--- START ---

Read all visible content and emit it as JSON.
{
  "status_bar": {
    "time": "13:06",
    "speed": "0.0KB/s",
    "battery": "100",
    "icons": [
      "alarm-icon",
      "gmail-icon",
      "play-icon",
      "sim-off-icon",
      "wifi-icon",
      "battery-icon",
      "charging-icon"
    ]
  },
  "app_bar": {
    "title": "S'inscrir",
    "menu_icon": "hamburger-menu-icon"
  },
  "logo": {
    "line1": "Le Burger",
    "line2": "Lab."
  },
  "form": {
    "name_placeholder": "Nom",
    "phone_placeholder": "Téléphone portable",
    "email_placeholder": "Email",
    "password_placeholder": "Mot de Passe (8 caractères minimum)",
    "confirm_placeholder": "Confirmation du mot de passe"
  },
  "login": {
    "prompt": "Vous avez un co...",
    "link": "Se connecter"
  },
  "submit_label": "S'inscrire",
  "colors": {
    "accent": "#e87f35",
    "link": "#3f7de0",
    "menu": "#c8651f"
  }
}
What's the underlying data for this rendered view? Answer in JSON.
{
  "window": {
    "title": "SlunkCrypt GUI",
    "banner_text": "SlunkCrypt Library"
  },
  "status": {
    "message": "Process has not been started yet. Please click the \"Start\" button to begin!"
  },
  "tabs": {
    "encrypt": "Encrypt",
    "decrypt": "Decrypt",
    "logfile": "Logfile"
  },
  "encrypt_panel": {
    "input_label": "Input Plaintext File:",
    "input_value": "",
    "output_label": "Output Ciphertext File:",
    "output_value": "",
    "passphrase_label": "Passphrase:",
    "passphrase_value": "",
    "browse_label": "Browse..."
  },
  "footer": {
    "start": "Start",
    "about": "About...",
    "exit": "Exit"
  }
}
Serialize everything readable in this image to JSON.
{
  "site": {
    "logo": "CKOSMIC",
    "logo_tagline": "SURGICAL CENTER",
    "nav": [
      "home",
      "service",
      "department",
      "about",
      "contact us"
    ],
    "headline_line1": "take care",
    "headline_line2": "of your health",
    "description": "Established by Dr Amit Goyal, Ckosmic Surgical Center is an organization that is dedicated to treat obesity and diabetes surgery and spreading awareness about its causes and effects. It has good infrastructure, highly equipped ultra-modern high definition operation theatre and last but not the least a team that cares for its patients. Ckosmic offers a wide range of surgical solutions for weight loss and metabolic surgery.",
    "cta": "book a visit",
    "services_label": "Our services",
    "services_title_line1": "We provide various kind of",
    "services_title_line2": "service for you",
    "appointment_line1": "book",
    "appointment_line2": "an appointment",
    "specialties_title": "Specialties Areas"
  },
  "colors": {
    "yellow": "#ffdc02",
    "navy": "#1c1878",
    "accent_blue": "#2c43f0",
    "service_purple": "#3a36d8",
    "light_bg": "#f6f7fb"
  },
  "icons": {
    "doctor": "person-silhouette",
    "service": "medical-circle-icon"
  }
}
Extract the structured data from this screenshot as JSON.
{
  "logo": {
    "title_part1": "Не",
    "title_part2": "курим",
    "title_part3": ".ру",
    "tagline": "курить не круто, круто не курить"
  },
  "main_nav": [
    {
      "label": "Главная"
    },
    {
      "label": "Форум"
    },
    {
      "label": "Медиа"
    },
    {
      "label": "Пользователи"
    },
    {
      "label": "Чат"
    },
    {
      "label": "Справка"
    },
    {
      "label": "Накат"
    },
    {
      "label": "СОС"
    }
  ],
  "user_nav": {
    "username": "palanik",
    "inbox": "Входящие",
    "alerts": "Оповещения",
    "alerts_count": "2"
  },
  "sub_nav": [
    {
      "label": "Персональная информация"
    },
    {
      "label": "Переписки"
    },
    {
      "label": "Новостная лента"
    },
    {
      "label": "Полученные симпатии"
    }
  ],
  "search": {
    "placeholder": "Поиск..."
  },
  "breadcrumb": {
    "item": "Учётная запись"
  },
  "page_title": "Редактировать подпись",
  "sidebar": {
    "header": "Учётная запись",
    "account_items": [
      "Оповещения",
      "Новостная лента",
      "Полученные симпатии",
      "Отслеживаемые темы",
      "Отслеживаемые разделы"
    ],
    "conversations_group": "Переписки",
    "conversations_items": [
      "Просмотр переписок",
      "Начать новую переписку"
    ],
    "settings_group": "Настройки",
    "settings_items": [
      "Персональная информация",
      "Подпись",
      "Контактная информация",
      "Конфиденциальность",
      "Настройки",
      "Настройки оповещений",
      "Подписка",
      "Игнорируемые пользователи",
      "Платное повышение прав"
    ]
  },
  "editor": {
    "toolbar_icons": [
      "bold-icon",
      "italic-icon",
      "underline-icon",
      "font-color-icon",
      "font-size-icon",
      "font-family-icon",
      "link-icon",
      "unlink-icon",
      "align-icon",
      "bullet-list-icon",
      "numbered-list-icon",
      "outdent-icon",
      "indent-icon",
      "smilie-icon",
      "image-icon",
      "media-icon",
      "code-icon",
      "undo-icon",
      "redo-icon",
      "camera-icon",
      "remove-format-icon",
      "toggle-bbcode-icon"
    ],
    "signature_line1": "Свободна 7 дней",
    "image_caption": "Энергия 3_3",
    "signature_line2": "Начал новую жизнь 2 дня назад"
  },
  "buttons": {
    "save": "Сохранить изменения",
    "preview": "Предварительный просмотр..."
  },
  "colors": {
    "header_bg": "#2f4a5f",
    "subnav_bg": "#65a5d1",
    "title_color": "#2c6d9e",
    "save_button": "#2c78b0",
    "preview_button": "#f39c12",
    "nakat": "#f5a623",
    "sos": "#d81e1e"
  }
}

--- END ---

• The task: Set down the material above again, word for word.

• Solution:
Read all visible content and emit it as JSON.
{
  "status_bar": {
    "time": "13:06",
    "speed": "0.0KB/s",
    "battery": "100",
    "icons": [
      "alarm-icon",
      "gmail-icon",
      "play-icon",
      "sim-off-icon",
      "wifi-icon",
      "battery-icon",
      "charging-icon"
    ]
  },
  "app_bar": {
    "title": "S'inscrir",
    "menu_icon": "hamburger-menu-icon"
  },
  "logo": {
    "line1": "Le Burger",
    "line2": "Lab."
  },
  "form": {
    "name_placeholder": "Nom",
    "phone_placeholder": "Téléphone portable",
    "email_placeholder": "Email",
    "password_placeholder": "Mot de Passe (8 caractères minimum)",
    "confirm_placeholder": "Confirmation du mot de passe"
  },
  "login": {
    "prompt": "Vous avez un co...",
    "link": "Se connecter"
  },
  "submit_label": "S'inscrire",
  "colors": {
    "accent": "#e87f35",
    "link": "#3f7de0",
    "menu": "#c8651f"
  }
}
What's the underlying data for this rendered view? Answer in JSON.
{
  "window": {
    "title": "SlunkCrypt GUI",
    "banner_text": "SlunkCrypt Library"
  },
  "status": {
    "message": "Process has not been started yet. Please click the \"Start\" button to begin!"
  },
  "tabs": {
    "encrypt": "Encrypt",
    "decrypt": "Decrypt",
    "logfile": "Logfile"
  },
  "encrypt_panel": {
    "input_label": "Input Plaintext File:",
    "input_value": "",
    "output_label": "Output Ciphertext File:",
    "output_value": "",
    "passphrase_label": "Passphrase:",
    "passphrase_value": "",
    "browse_label": "Browse..."
  },
  "footer": {
    "start": "Start",
    "about": "About...",
    "exit": "Exit"
  }
}
Serialize everything readable in this image to JSON.
{
  "site": {
    "logo": "CKOSMIC",
    "logo_tagline": "SURGICAL CENTER",
    "nav": [
      "home",
      "service",
      "department",
      "about",
      "contact us"
    ],
    "headline_line1": "take care",
    "headline_line2": "of your health",
    "description": "Established by Dr Amit Goyal, Ckosmic Surgical Center is an organization that is dedicated to treat obesity and diabetes surgery and spreading awareness about its causes and effects. It has good infrastructure, highly equipped ultra-modern high definition operation theatre and last but not the least a team that cares for its patients. Ckosmic offers a wide range of surgical solutions for weight loss and metabolic surgery.",
    "cta": "book a visit",
    "services_label": "Our services",
    "services_title_line1": "We provide various kind of",
    "services_title_line2": "service for you",
    "appointment_line1": "book",
    "appointment_line2": "an appointment",
    "specialties_title": "Specialties Areas"
  },
  "colors": {
    "yellow": "#ffdc02",
    "navy": "#1c1878",
    "accent_blue": "#2c43f0",
    "service_purple": "#3a36d8",
    "light_bg": "#f6f7fb"
  },
  "icons": {
    "doctor": "person-silhouette",
    "service": "medical-circle-icon"
  }
}
Extract the structured data from this screenshot as JSON.
{
  "logo": {
    "title_part1": "Не",
    "title_part2": "курим",
    "title_part3": ".ру",
    "tagline": "курить не круто, круто не курить"
  },
  "main_nav": [
    {
      "label": "Главная"
    },
    {
      "label": "Форум"
    },
    {
      "label": "Медиа"
    },
    {
      "label": "Пользователи"
    },
    {
      "label": "Чат"
    },
    {
      "label": "Справка"
    },
    {
      "label": "Накат"
    },
    {
      "label": "СОС"
    }
  ],
  "user_nav": {
    "username": "palanik",
    "inbox": "Входящие",
    "alerts": "Оповещения",
    "alerts_count": "2"
  },
  "sub_nav": [
    {
      "label": "Персональная информация"
    },
    {
      "label": "Переписки"
    },
    {
      "label": "Новостная лента"
    },
    {
      "label": "Полученные симпатии"
    }
  ],
  "search": {
    "placeholder": "Поиск..."
  },
  "breadcrumb": {
    "item": "Учётная запись"
  },
  "page_title": "Редактировать подпись",
  "sidebar": {
    "header": "Учётная запись",
    "account_items": [
      "Оповещения",
      "Новостная лента",
      "Полученные симпатии",
      "Отслеживаемые темы",
      "Отслеживаемые разделы"
    ],
    "conversations_group": "Переписки",
    "conversations_items": [
      "Просмотр переписок",
      "Начать новую переписку"
    ],
    "settings_group": "Настройки",
    "settings_items": [
      "Персональная информация",
      "Подпись",
      "Контактная информация",
      "Конфиденциальность",
      "Настройки",
      "Настройки оповещений",
      "Подписка",
      "Игнорируемые пользователи",
      "Платное повышение прав"
    ]
  },
  "editor": {
    "toolbar_icons": [
      "bold-icon",
      "italic-icon",
      "underline-icon",
      "font-color-icon",
      "font-size-icon",
      "font-family-icon",
      "link-icon",
      "unlink-icon",
      "align-icon",
      "bullet-list-icon",
      "numbered-list-icon",
      "outdent-icon",
      "indent-icon",
      "smilie-icon",
      "image-icon",
      "media-icon",
      "code-icon",
      "undo-icon",
      "redo-icon",
      "camera-icon",
      "remove-format-icon",
      "toggle-bbcode-icon"
    ],
    "signature_line1": "Свободна 7 дней",
    "image_caption": "Энергия 3_3",
    "signature_line2": "Начал новую жизнь 2 дня назад"
  },
  "buttons": {
    "save": "Сохранить изменения",
    "preview": "Предварительный просмотр..."
  },
  "colors": {
    "header_bg": "#2f4a5f",
    "subnav_bg": "#65a5d1",
    "title_color": "#2c6d9e",
    "save_button": "#2c78b0",
    "preview_button": "#f39c12",
    "nakat": "#f5a623",
    "sos": "#d81e1e"
  }
}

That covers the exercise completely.